No collaborative agreement is a substitute for clinical decision-making, nor can it possibly outline every clinical scenario. NPs, like all other healthcare professionals, will always collaborate with other practitioners, whether there is a physical agreement in place to do so or not. 

But in some cases, collaborative agreements place limitations on an NP’s ability to practice to the full extent of their training and education. In the worst scenarios, they hinder patients’ ability to access care. Particularly in rural and underserved areas, which have a limited number of physicians, the death or retirement of an NP’s supervising physician may require the NP to stop practicing until a new one can be found. 

“It’s a huge deal to close down a clinic, and to reopen a clinic is just as onerous,” Dr. Kwan says. 

NPs in states that do not require collaborative agreements are more likely than their physician colleagues to work in rural and underserved areas (CHCF 2019). Research has repeatedly shown that NPs can provide high-quality, cost-effective care to patients (AANP 2022). But the logistical requirements in some collaborative agreements undercuts the ability of an NP to provide that care where it’s needed most. 

As of 2023, 29 states and territories have implemented full practice authority and done away with collaborative agreements. In each of those states and territories, NPs have been the driving force of advocacy that’s pushed for more progressive legislation. More states should follow in their footsteps soon.

“The most important thing I can share with new and aspiring NPs is that you have to get involved in advocacy and legislation,” Dr. Kwan says. “There isn’t going to be somebody else who’s going to do this work. It has to be you.”

Matt Zbrog

Matt Zbrog
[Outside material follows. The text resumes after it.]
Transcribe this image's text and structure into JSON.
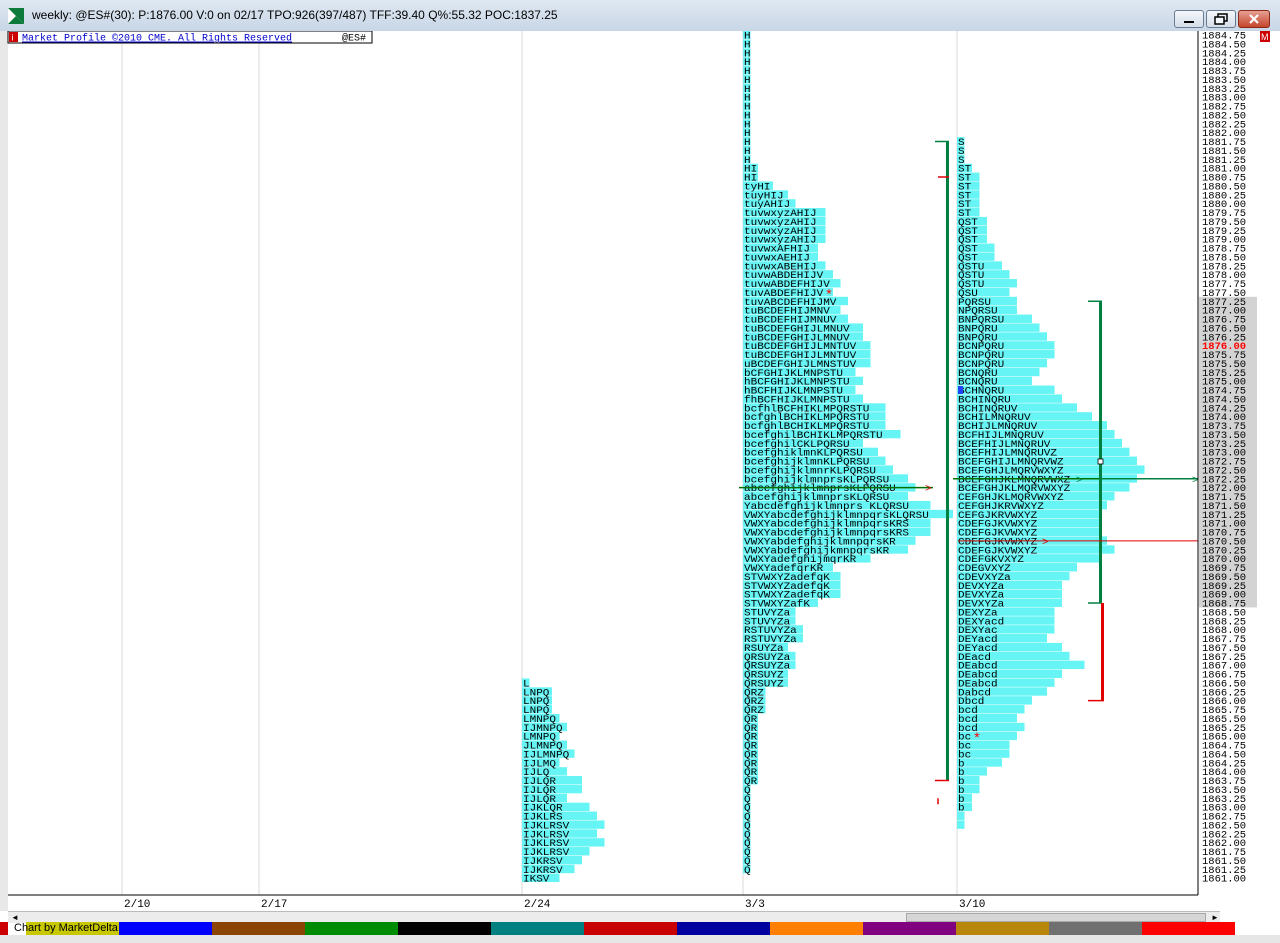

Matt Zbrog is a writer and researcher from Southern California. Since 2018, he’s written extensively about the modern nursing workforce, conducting hundreds of interviews with nurse leaders, nurse educators, and nurse advocates to explore the issues that matter to them most. His Advocates to Know series focuses on nurse practitioners (NPs) who go above and beyond in changing policy and practice in important areas like veteran’s care, human trafficking prevention, and telehealth access. He regularly collaborates with subject matter experts from the American Nurses Association (ANA) and the National Association of Pediatric Nurse Practitioners (NAPNAP) to elevate issues that empower nurses everywhere.